> [Prompt]: Exact copy required. Repeat the records, but keep the pictures out.

> [Data extracts]:
..........

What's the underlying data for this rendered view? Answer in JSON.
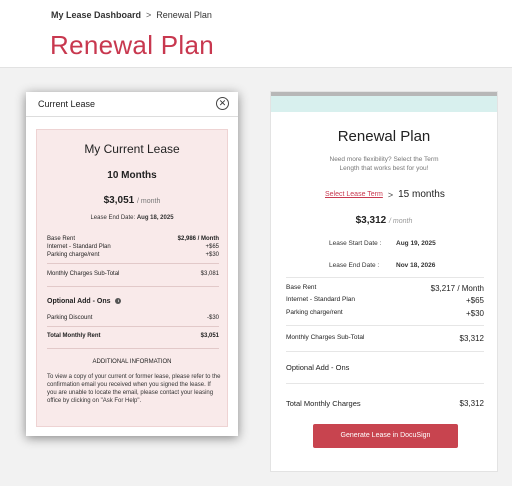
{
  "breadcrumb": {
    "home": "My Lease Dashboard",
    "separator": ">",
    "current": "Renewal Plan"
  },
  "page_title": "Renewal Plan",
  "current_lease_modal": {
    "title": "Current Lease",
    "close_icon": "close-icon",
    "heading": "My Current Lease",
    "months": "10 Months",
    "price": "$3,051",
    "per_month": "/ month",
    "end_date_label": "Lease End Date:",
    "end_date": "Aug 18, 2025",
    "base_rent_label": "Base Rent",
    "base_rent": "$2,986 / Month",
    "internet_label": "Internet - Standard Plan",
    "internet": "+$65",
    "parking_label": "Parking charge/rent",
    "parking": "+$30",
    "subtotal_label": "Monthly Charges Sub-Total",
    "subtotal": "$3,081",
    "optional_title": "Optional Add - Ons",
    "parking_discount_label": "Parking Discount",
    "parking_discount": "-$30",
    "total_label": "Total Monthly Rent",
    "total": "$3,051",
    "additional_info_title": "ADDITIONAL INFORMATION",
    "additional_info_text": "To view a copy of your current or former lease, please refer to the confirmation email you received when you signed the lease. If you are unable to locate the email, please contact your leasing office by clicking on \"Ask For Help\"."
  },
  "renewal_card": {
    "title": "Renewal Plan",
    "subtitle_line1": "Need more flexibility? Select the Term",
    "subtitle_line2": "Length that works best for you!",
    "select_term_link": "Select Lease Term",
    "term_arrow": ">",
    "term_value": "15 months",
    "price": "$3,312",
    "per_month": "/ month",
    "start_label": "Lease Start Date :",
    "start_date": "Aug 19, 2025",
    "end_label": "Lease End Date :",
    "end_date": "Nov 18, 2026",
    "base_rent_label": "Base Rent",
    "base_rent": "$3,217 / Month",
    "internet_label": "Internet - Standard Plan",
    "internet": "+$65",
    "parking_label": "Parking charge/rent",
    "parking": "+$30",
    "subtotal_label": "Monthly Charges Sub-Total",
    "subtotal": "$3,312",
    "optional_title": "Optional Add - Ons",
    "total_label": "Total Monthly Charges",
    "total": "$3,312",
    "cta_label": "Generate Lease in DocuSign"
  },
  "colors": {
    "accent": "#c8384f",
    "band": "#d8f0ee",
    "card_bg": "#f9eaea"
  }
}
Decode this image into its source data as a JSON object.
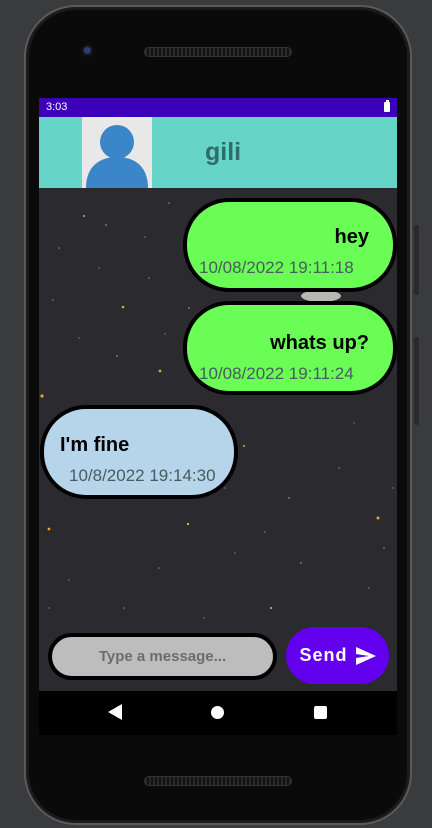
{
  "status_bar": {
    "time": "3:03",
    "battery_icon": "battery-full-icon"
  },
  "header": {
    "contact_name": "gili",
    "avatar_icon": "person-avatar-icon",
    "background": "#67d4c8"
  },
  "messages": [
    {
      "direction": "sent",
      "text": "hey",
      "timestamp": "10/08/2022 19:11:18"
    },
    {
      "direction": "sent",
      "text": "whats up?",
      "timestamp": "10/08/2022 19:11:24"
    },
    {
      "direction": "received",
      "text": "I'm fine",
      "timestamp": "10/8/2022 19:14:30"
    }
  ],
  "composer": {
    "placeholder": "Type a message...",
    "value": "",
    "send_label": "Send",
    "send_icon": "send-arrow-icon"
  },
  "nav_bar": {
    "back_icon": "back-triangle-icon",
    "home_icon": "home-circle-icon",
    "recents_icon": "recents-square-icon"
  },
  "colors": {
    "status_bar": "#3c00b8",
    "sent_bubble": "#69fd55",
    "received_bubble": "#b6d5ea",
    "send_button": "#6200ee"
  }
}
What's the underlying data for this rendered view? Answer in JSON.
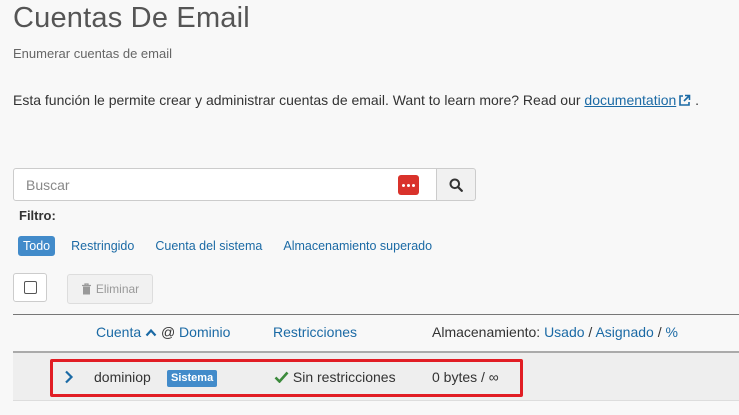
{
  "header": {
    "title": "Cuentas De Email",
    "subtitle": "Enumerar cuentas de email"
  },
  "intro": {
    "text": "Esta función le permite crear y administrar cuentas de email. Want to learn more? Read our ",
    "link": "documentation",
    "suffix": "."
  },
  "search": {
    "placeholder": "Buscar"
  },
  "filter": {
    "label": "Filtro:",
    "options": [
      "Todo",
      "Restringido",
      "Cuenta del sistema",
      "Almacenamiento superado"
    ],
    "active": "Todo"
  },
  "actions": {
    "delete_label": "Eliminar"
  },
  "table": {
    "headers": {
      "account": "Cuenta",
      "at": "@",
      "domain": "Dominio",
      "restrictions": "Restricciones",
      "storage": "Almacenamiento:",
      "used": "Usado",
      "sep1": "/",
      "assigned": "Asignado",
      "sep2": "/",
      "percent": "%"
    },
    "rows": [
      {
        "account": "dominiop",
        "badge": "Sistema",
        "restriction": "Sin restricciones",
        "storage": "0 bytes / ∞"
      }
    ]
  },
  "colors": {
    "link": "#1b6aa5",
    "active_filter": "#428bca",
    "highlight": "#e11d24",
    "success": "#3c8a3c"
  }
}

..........

> [Written response]:
What's the underlying data for this rendered view? Answer in JSON.
{
  "breadcrumb": {
    "home": "My Lease Dashboard",
    "separator": ">",
    "current": "Renewal Plan"
  },
  "page_title": "Renewal Plan",
  "current_lease_modal": {
    "title": "Current Lease",
    "close_icon": "close-icon",
    "heading": "My Current Lease",
    "months": "10 Months",
    "price": "$3,051",
    "per_month": "/ month",
    "end_date_label": "Lease End Date:",
    "end_date": "Aug 18, 2025",
    "base_rent_label": "Base Rent",
    "base_rent": "$2,986 / Month",
    "internet_label": "Internet - Standard Plan",
    "internet": "+$65",
    "parking_label": "Parking charge/rent",
    "parking": "+$30",
    "subtotal_label": "Monthly Charges Sub-Total",
    "subtotal": "$3,081",
    "optional_title": "Optional Add - Ons",
    "parking_discount_label": "Parking Discount",
    "parking_discount": "-$30",
    "total_label": "Total Monthly Rent",
    "total": "$3,051",
    "additional_info_title": "ADDITIONAL INFORMATION",
    "additional_info_text": "To view a copy of your current or former lease, please refer to the confirmation email you received when you signed the lease. If you are unable to locate the email, please contact your leasing office by clicking on \"Ask For Help\"."
  },
  "renewal_card": {
    "title": "Renewal Plan",
    "subtitle_line1": "Need more flexibility? Select the Term",
    "subtitle_line2": "Length that works best for you!",
    "select_term_link": "Select Lease Term",
    "term_arrow": ">",
    "term_value": "15 months",
    "price": "$3,312",
    "per_month": "/ month",
    "start_label": "Lease Start Date :",
    "start_date": "Aug 19, 2025",
    "end_label": "Lease End Date :",
    "end_date": "Nov 18, 2026",
    "base_rent_label": "Base Rent",
    "base_rent": "$3,217 / Month",
    "internet_label": "Internet - Standard Plan",
    "internet": "+$65",
    "parking_label": "Parking charge/rent",
    "parking": "+$30",
    "subtotal_label": "Monthly Charges Sub-Total",
    "subtotal": "$3,312",
    "optional_title": "Optional Add - Ons",
    "total_label": "Total Monthly Charges",
    "total": "$3,312",
    "cta_label": "Generate Lease in DocuSign"
  },
  "colors": {
    "accent": "#c8384f",
    "band": "#d8f0ee",
    "card_bg": "#f9eaea"
  }
}
Decode this image into its source data as a JSON object.
{
  "status_bar": {
    "time": "3:03",
    "battery_icon": "battery-full-icon"
  },
  "header": {
    "contact_name": "gili",
    "avatar_icon": "person-avatar-icon",
    "background": "#67d4c8"
  },
  "messages": [
    {
      "direction": "sent",
      "text": "hey",
      "timestamp": "10/08/2022 19:11:18"
    },
    {
      "direction": "sent",
      "text": "whats up?",
      "timestamp": "10/08/2022 19:11:24"
    },
    {
      "direction": "received",
      "text": "I'm fine",
      "timestamp": "10/8/2022 19:14:30"
    }
  ],
  "composer": {
    "placeholder": "Type a message...",
    "value": "",
    "send_label": "Send",
    "send_icon": "send-arrow-icon"
  },
  "nav_bar": {
    "back_icon": "back-triangle-icon",
    "home_icon": "home-circle-icon",
    "recents_icon": "recents-square-icon"
  },
  "colors": {
    "status_bar": "#3c00b8",
    "sent_bubble": "#69fd55",
    "received_bubble": "#b6d5ea",
    "send_button": "#6200ee"
  }
}
What's the underlying data for this rendered view? Answer in JSON.
{
  "header": {
    "title": "Cuentas De Email",
    "subtitle": "Enumerar cuentas de email"
  },
  "intro": {
    "text": "Esta función le permite crear y administrar cuentas de email. Want to learn more? Read our ",
    "link": "documentation",
    "suffix": "."
  },
  "search": {
    "placeholder": "Buscar"
  },
  "filter": {
    "label": "Filtro:",
    "options": [
      "Todo",
      "Restringido",
      "Cuenta del sistema",
      "Almacenamiento superado"
    ],
    "active": "Todo"
  },
  "actions": {
    "delete_label": "Eliminar"
  },
  "table": {
    "headers": {
      "account": "Cuenta",
      "at": "@",
      "domain": "Dominio",
      "restrictions": "Restricciones",
      "storage": "Almacenamiento:",
      "used": "Usado",
      "sep1": "/",
      "assigned": "Asignado",
      "sep2": "/",
      "percent": "%"
    },
    "rows": [
      {
        "account": "dominiop",
        "badge": "Sistema",
        "restriction": "Sin restricciones",
        "storage": "0 bytes / ∞"
      }
    ]
  },
  "colors": {
    "link": "#1b6aa5",
    "active_filter": "#428bca",
    "highlight": "#e11d24",
    "success": "#3c8a3c"
  }
}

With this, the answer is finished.